The Frogs return three players who can serve as primary ball handlers. Alex Robinson, in his first season after transferring from Texas A&M, averaged 11.2 points and handed out a team-high 228 assists. Jaylen Fisher started 34 games and was the team’s top 3-point threat as a freshman. Desmond Bane started four games in the NIT after Fisher broke his wrist in the tournament opener. He shot 38.0 percent from 3 for the season.
Kenrich Williams is a 6'7" wing who averaged 11.4 points and 9.7 rebounds per game as a junior. He recorded a double-double in all five NIT games; for the season, his 19 double-doubles led the Big 12 and were 11th-most in the country. Williams is the only TCU player to record a 400-300-100 season.
Dixon will add two talented newcomers to the perimeter mix — four-star freshman R.J. Nembhard, a 26-points-per-game scorer in high school, and junior college transfer Shawn Olden, a 3-point-shooting lefty.
Few programs have changed their outlook as dramatically as TCU. Dixon, a standout guard on the last Horned Frogs team to win an NCAA Tournament game (in 1987), has made TCU relevant on the court and on the recruiting trail.
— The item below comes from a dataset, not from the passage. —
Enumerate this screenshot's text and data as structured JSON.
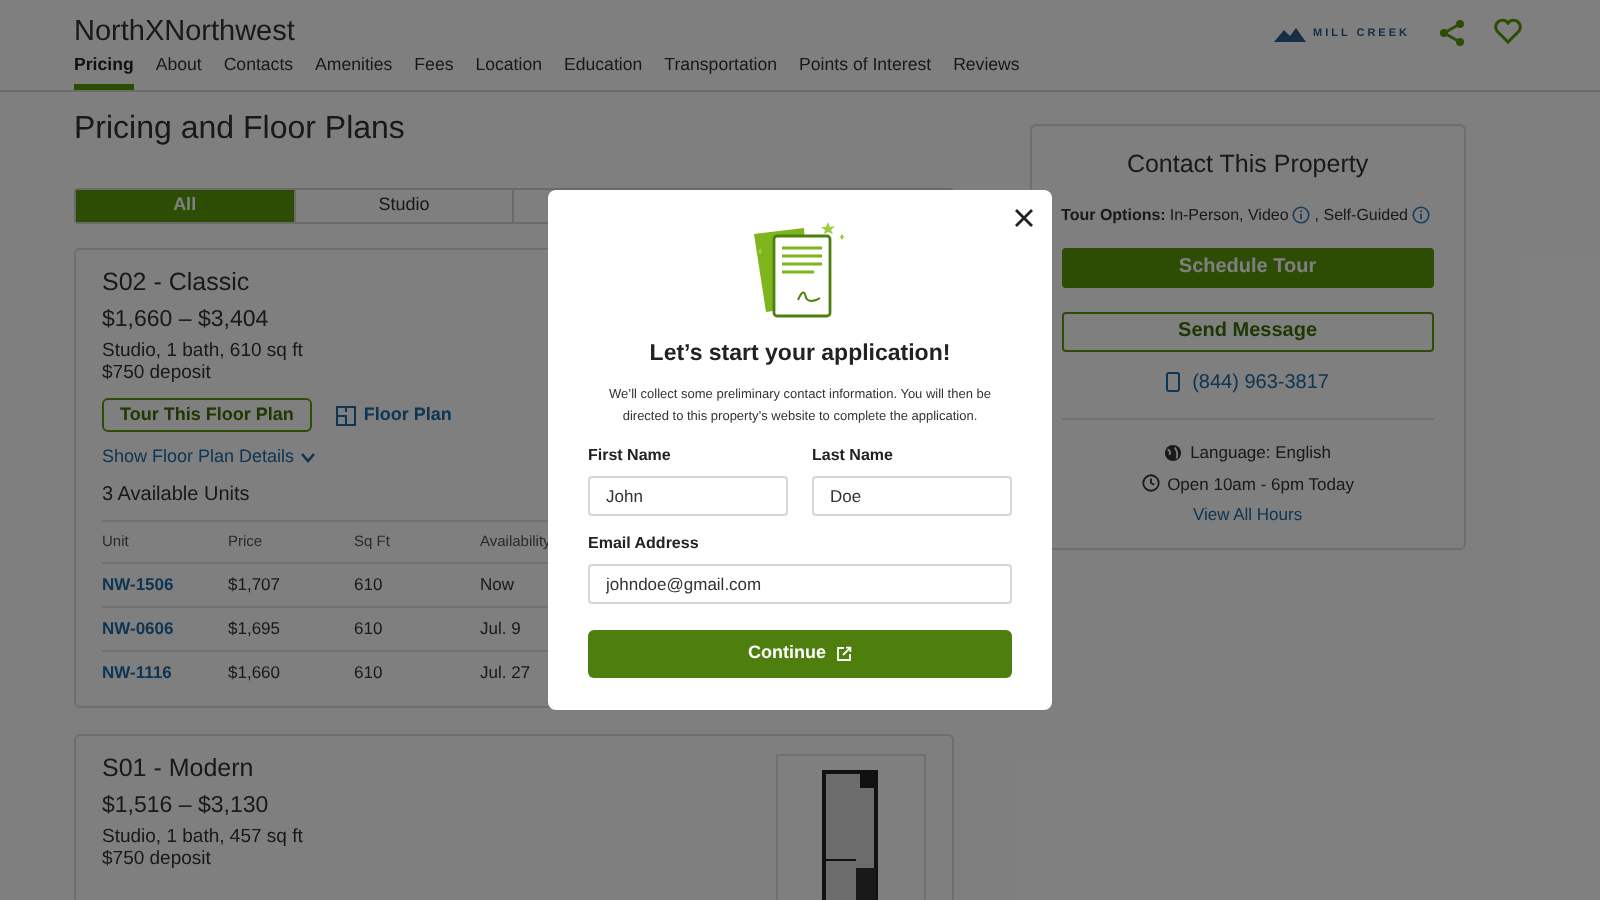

He is adding quality talent to a roster that returns the top six scorers from a 24-win team. Anything short of an NCAA Tournament would be a disappointment.